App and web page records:
########
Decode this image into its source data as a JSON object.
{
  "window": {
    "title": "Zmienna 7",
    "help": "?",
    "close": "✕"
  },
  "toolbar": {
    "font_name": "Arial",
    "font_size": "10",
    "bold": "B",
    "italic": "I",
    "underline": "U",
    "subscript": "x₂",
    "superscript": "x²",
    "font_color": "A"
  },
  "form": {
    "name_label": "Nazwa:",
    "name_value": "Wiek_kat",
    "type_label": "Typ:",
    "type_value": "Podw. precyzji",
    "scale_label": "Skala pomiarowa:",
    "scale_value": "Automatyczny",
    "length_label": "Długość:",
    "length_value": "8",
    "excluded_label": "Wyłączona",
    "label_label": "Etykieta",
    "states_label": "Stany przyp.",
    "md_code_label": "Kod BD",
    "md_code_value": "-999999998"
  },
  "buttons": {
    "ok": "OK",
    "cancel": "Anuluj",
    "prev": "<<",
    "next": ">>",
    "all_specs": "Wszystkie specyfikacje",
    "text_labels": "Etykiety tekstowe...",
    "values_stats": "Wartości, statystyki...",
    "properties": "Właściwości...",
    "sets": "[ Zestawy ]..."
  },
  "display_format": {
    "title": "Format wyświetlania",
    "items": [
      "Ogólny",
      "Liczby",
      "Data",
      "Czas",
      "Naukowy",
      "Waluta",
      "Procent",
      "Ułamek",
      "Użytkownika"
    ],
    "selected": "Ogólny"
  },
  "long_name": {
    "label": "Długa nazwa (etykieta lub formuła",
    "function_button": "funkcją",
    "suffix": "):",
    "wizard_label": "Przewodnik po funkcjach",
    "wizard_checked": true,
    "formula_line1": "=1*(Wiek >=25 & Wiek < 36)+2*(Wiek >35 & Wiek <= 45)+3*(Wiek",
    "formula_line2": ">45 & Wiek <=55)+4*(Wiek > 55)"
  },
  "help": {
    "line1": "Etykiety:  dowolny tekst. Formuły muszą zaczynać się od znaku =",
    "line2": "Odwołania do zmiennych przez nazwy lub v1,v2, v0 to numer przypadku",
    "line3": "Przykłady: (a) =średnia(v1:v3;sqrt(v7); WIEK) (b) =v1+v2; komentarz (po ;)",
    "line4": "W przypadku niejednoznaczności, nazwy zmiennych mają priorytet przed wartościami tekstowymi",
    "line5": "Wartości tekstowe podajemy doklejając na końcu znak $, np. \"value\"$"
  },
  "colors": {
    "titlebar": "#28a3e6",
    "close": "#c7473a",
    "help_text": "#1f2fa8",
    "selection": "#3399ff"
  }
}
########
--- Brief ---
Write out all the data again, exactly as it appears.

--- Output below ---
Decode this image into its source data as a JSON object.
{
  "window": {
    "title": "Zmienna 7",
    "help": "?",
    "close": "✕"
  },
  "toolbar": {
    "font_name": "Arial",
    "font_size": "10",
    "bold": "B",
    "italic": "I",
    "underline": "U",
    "subscript": "x₂",
    "superscript": "x²",
    "font_color": "A"
  },
  "form": {
    "name_label": "Nazwa:",
    "name_value": "Wiek_kat",
    "type_label": "Typ:",
    "type_value": "Podw. precyzji",
    "scale_label": "Skala pomiarowa:",
    "scale_value": "Automatyczny",
    "length_label": "Długość:",
    "length_value": "8",
    "excluded_label": "Wyłączona",
    "label_label": "Etykieta",
    "states_label": "Stany przyp.",
    "md_code_label": "Kod BD",
    "md_code_value": "-999999998"
  },
  "buttons": {
    "ok": "OK",
    "cancel": "Anuluj",
    "prev": "<<",
    "next": ">>",
    "all_specs": "Wszystkie specyfikacje",
    "text_labels": "Etykiety tekstowe...",
    "values_stats": "Wartości, statystyki...",
    "properties": "Właściwości...",
    "sets": "[ Zestawy ]..."
  },
  "display_format": {
    "title": "Format wyświetlania",
    "items": [
      "Ogólny",
      "Liczby",
      "Data",
      "Czas",
      "Naukowy",
      "Waluta",
      "Procent",
      "Ułamek",
      "Użytkownika"
    ],
    "selected": "Ogólny"
  },
  "long_name": {
    "label": "Długa nazwa (etykieta lub formuła",
    "function_button": "funkcją",
    "suffix": "):",
    "wizard_label": "Przewodnik po funkcjach",
    "wizard_checked": true,
    "formula_line1": "=1*(Wiek >=25 & Wiek < 36)+2*(Wiek >35 & Wiek <= 45)+3*(Wiek",
    "formula_line2": ">45 & Wiek <=55)+4*(Wiek > 55)"
  },
  "help": {
    "line1": "Etykiety:  dowolny tekst. Formuły muszą zaczynać się od znaku =",
    "line2": "Odwołania do zmiennych przez nazwy lub v1,v2, v0 to numer przypadku",
    "line3": "Przykłady: (a) =średnia(v1:v3;sqrt(v7); WIEK) (b) =v1+v2; komentarz (po ;)",
    "line4": "W przypadku niejednoznaczności, nazwy zmiennych mają priorytet przed wartościami tekstowymi",
    "line5": "Wartości tekstowe podajemy doklejając na końcu znak $, np. \"value\"$"
  },
  "colors": {
    "titlebar": "#28a3e6",
    "close": "#c7473a",
    "help_text": "#1f2fa8",
    "selection": "#3399ff"
  }
}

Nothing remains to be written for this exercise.